* Task brief
If a line in the entries below holds the string "ニッポでチョウ", copy it.

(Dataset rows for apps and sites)
--- START ---

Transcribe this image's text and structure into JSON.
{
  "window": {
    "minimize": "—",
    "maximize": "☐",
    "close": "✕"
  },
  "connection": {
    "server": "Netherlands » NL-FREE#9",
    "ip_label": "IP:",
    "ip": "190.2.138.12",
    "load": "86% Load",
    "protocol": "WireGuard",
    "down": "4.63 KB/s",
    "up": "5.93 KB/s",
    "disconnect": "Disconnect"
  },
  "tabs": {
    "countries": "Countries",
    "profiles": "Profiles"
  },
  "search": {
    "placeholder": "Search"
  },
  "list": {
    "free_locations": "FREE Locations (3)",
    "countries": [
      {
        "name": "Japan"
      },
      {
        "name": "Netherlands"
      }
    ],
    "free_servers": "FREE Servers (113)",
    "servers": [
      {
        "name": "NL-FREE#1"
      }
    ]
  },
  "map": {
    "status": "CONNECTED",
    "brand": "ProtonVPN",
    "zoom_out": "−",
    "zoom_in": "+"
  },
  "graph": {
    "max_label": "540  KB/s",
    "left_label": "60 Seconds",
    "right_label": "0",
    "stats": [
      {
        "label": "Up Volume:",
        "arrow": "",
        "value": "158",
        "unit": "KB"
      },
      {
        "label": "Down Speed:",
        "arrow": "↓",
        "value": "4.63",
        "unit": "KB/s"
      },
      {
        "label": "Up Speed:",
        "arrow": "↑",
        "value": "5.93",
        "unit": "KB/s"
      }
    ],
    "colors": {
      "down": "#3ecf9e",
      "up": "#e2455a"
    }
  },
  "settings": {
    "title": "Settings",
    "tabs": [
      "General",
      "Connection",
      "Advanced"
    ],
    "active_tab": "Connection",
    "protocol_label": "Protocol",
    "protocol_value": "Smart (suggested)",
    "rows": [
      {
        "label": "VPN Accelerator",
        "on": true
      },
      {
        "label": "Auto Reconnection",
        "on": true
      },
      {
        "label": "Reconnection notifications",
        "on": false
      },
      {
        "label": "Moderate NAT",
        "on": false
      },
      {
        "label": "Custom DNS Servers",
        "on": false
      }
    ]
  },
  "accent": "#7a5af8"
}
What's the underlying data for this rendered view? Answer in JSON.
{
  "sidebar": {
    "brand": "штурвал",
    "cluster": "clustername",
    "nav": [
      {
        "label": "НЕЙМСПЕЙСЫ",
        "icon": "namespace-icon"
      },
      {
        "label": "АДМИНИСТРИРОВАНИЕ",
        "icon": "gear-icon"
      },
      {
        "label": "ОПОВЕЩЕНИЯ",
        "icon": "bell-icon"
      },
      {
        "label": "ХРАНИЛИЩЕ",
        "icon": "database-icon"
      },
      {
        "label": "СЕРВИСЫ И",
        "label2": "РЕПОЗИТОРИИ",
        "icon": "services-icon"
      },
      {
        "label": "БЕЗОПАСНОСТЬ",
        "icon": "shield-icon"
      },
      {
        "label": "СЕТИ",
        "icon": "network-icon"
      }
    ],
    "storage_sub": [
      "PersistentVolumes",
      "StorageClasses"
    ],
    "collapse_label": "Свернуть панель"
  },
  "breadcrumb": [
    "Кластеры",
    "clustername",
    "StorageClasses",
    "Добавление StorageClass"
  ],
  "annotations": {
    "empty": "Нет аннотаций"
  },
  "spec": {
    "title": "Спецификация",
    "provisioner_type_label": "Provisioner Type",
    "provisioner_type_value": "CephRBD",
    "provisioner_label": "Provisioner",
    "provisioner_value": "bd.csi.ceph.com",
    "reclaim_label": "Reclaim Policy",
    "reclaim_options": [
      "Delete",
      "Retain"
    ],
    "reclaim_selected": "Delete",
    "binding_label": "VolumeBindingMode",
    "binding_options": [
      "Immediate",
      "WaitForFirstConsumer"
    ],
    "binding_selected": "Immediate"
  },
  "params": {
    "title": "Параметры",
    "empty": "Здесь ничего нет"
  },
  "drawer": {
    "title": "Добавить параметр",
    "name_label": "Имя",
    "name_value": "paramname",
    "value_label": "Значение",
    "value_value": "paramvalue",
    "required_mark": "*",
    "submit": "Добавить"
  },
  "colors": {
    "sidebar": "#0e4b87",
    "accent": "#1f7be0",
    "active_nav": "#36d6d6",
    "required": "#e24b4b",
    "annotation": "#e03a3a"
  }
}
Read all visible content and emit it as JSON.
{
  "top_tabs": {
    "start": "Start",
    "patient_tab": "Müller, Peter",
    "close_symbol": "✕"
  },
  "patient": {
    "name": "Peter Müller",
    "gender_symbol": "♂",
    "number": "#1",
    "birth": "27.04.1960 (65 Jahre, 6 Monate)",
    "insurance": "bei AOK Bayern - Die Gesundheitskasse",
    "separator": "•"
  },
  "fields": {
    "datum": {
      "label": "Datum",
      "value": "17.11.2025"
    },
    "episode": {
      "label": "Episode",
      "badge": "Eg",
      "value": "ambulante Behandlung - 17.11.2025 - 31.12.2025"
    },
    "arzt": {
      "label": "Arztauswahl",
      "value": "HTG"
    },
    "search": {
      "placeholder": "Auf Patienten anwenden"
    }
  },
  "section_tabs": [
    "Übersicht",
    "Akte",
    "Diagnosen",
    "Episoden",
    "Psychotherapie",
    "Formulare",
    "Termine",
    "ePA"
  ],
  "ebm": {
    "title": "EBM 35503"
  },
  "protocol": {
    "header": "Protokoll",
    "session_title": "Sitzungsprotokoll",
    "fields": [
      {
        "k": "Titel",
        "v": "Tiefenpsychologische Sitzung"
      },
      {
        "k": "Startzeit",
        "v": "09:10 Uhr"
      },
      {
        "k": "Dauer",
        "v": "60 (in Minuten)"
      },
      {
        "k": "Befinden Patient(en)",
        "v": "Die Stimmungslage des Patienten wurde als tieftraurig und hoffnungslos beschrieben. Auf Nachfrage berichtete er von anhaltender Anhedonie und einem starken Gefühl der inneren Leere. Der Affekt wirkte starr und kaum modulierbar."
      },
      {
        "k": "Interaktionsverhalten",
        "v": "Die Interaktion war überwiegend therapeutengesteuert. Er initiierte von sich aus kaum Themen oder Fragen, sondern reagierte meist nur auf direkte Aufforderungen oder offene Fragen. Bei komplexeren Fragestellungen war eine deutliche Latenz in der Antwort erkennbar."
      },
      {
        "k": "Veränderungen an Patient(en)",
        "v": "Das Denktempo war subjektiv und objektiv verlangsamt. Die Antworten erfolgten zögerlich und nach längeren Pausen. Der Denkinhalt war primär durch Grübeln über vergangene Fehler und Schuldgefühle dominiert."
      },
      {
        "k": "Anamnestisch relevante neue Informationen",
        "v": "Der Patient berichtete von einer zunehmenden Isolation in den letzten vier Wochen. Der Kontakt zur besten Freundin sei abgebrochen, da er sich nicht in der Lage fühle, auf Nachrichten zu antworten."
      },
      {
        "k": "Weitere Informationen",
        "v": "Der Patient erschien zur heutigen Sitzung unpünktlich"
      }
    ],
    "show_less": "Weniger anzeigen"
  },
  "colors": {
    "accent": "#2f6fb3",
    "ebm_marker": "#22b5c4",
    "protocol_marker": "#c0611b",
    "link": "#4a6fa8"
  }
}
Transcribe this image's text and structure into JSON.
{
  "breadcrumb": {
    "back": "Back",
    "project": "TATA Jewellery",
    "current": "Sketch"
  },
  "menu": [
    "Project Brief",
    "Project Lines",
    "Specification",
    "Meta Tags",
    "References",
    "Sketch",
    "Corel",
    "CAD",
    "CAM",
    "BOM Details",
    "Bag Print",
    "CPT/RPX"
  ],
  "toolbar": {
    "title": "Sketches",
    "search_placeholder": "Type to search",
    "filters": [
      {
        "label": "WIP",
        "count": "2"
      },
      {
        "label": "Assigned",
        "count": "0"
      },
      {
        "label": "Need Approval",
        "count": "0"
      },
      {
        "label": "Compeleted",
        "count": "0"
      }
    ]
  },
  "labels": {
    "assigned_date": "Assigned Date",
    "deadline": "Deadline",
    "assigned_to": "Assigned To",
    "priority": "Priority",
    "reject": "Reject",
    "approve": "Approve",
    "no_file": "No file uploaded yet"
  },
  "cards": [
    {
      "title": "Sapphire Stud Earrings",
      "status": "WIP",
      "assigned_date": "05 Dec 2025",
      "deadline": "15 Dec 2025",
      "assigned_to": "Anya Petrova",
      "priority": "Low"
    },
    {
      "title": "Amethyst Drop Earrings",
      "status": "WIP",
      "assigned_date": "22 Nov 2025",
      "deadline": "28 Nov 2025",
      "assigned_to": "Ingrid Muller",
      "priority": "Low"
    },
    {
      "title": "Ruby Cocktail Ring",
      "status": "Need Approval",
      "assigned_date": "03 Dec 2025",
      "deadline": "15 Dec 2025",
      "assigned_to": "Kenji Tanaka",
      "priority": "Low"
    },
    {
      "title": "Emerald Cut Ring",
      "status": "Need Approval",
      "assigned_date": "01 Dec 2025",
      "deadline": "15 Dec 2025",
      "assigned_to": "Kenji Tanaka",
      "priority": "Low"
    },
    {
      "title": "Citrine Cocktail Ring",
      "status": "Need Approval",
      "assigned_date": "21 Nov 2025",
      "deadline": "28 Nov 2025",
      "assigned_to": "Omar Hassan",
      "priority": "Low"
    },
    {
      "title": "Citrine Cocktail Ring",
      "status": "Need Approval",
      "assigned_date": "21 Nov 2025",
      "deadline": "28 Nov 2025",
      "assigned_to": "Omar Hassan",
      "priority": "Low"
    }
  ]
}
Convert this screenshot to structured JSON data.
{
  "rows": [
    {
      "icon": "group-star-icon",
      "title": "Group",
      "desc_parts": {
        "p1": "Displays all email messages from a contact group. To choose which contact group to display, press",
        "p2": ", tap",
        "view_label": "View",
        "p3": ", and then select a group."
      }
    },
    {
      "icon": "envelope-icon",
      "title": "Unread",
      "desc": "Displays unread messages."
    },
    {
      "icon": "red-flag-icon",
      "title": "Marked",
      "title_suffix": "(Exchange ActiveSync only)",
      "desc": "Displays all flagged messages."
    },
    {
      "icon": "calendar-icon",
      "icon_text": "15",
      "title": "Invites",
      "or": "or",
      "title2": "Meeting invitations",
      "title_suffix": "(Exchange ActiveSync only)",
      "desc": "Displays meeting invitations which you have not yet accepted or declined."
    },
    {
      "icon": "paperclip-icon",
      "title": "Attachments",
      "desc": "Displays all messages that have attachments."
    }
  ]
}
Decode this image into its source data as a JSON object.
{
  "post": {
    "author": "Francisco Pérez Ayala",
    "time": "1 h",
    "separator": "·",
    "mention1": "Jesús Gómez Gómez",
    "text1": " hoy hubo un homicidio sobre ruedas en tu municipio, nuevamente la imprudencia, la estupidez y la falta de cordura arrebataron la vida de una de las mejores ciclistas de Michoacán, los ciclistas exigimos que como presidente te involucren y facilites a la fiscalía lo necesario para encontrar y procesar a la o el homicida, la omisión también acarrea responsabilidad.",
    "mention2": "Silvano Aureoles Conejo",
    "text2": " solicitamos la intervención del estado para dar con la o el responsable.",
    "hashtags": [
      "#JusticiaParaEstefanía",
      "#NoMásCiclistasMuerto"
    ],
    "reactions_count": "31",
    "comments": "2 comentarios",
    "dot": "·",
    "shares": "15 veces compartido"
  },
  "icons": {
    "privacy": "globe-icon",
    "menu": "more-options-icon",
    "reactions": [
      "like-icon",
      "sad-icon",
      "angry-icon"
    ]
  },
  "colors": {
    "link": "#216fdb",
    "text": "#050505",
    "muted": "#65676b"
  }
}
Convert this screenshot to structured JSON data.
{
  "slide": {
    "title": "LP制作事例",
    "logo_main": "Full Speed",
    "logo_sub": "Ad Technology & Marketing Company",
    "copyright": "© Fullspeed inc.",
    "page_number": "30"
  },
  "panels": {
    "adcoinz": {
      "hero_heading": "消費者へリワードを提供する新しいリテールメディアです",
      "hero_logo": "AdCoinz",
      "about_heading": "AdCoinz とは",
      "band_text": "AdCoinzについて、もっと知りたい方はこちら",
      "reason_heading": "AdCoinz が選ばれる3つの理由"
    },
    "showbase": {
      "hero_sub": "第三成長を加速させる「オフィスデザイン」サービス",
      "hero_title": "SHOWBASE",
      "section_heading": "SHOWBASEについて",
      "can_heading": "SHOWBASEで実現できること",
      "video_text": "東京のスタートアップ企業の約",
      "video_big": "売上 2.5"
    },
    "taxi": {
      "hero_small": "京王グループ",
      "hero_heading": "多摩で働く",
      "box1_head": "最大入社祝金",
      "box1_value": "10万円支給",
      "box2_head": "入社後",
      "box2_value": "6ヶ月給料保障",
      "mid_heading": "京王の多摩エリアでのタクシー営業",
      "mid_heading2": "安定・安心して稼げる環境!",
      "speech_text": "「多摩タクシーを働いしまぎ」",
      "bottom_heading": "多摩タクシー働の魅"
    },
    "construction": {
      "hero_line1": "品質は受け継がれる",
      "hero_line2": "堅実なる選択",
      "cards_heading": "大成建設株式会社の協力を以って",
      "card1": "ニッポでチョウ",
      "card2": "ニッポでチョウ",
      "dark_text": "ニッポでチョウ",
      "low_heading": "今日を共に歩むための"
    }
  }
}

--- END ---

* Your response
      "card1": "ニッポでチョウ",
      "card2": "ニッポでチョウ",
      "dark_text": "ニッポでチョウ",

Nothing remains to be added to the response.